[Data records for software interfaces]
****************************************
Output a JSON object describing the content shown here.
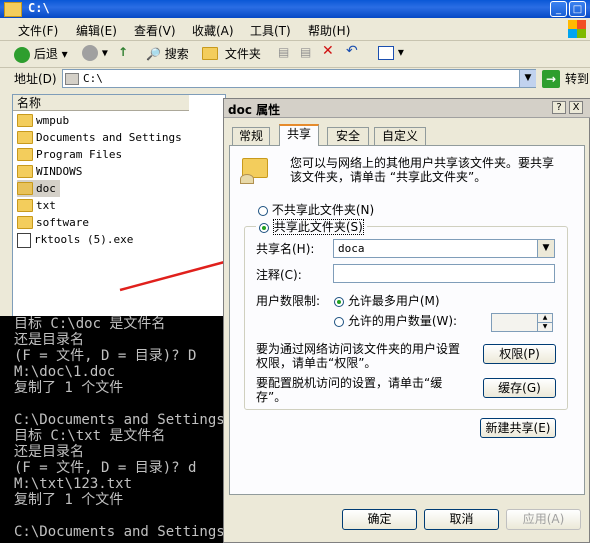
{
  "explorer": {
    "title": "C:\\",
    "menu": [
      "文件(F)",
      "编辑(E)",
      "查看(V)",
      "收藏(A)",
      "工具(T)",
      "帮助(H)"
    ],
    "toolbar": {
      "back": "后退",
      "search": "搜索",
      "folders": "文件夹"
    },
    "address": {
      "label": "地址(D)",
      "value": "C:\\",
      "go": "转到"
    },
    "list_header": "名称",
    "files": [
      "wmpub",
      "Documents and Settings",
      "Program Files",
      "WINDOWS",
      "doc",
      "txt",
      "software",
      "rktools (5).exe"
    ]
  },
  "console": {
    "lines": [
      "目标 C:\\doc 是文件名",
      "还是目录名",
      "(F = 文件, D = 目录)? D",
      "M:\\doc\\1.doc",
      "复制了 1 个文件",
      "",
      "C:\\Documents and Settings\\",
      "目标 C:\\txt 是文件名",
      "还是目录名",
      "(F = 文件, D = 目录)? d",
      "M:\\txt\\123.txt",
      "复制了 1 个文件",
      "",
      "C:\\Documents and Settings\\"
    ]
  },
  "dialog": {
    "title": "doc 属性",
    "help": "?",
    "close": "X",
    "tabs": [
      "常规",
      "共享",
      "安全",
      "自定义"
    ],
    "intro": [
      "您可以与网络上的其他用户共享该文件夹。要共享",
      "该文件夹，请单击 “共享此文件夹”。"
    ],
    "no_share": "不共享此文件夹(N)",
    "share": "共享此文件夹(S)",
    "share_name_label": "共享名(H):",
    "share_name_value": "doca",
    "comment_label": "注释(C):",
    "user_limit_label": "用户数限制:",
    "max_users": "允许最多用户(M)",
    "allowed_users": "允许的用户数量(W):",
    "perm_text": [
      "要为通过网络访问该文件夹的用户设置",
      "权限，请单击“权限”。"
    ],
    "perm_button": "权限(P)",
    "cache_text": [
      "要配置脱机访问的设置，请单击“缓",
      "存”。"
    ],
    "cache_button": "缓存(G)",
    "new_share_button": "新建共享(E)",
    "ok": "确定",
    "cancel": "取消",
    "apply": "应用(A)"
  },
  "colors": {
    "arrow": "#e0201c",
    "titlebar": "#0a58d6",
    "tab_highlight": "#e68b2c"
  }
}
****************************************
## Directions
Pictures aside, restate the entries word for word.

## Answer for this exercise
Output a JSON object describing the content shown here.
{
  "explorer": {
    "title": "C:\\",
    "menu": [
      "文件(F)",
      "编辑(E)",
      "查看(V)",
      "收藏(A)",
      "工具(T)",
      "帮助(H)"
    ],
    "toolbar": {
      "back": "后退",
      "search": "搜索",
      "folders": "文件夹"
    },
    "address": {
      "label": "地址(D)",
      "value": "C:\\",
      "go": "转到"
    },
    "list_header": "名称",
    "files": [
      "wmpub",
      "Documents and Settings",
      "Program Files",
      "WINDOWS",
      "doc",
      "txt",
      "software",
      "rktools (5).exe"
    ]
  },
  "console": {
    "lines": [
      "目标 C:\\doc 是文件名",
      "还是目录名",
      "(F = 文件, D = 目录)? D",
      "M:\\doc\\1.doc",
      "复制了 1 个文件",
      "",
      "C:\\Documents and Settings\\",
      "目标 C:\\txt 是文件名",
      "还是目录名",
      "(F = 文件, D = 目录)? d",
      "M:\\txt\\123.txt",
      "复制了 1 个文件",
      "",
      "C:\\Documents and Settings\\"
    ]
  },
  "dialog": {
    "title": "doc 属性",
    "help": "?",
    "close": "X",
    "tabs": [
      "常规",
      "共享",
      "安全",
      "自定义"
    ],
    "intro": [
      "您可以与网络上的其他用户共享该文件夹。要共享",
      "该文件夹，请单击 “共享此文件夹”。"
    ],
    "no_share": "不共享此文件夹(N)",
    "share": "共享此文件夹(S)",
    "share_name_label": "共享名(H):",
    "share_name_value": "doca",
    "comment_label": "注释(C):",
    "user_limit_label": "用户数限制:",
    "max_users": "允许最多用户(M)",
    "allowed_users": "允许的用户数量(W):",
    "perm_text": [
      "要为通过网络访问该文件夹的用户设置",
      "权限，请单击“权限”。"
    ],
    "perm_button": "权限(P)",
    "cache_text": [
      "要配置脱机访问的设置，请单击“缓",
      "存”。"
    ],
    "cache_button": "缓存(G)",
    "new_share_button": "新建共享(E)",
    "ok": "确定",
    "cancel": "取消",
    "apply": "应用(A)"
  },
  "colors": {
    "arrow": "#e0201c",
    "titlebar": "#0a58d6",
    "tab_highlight": "#e68b2c"
  }
}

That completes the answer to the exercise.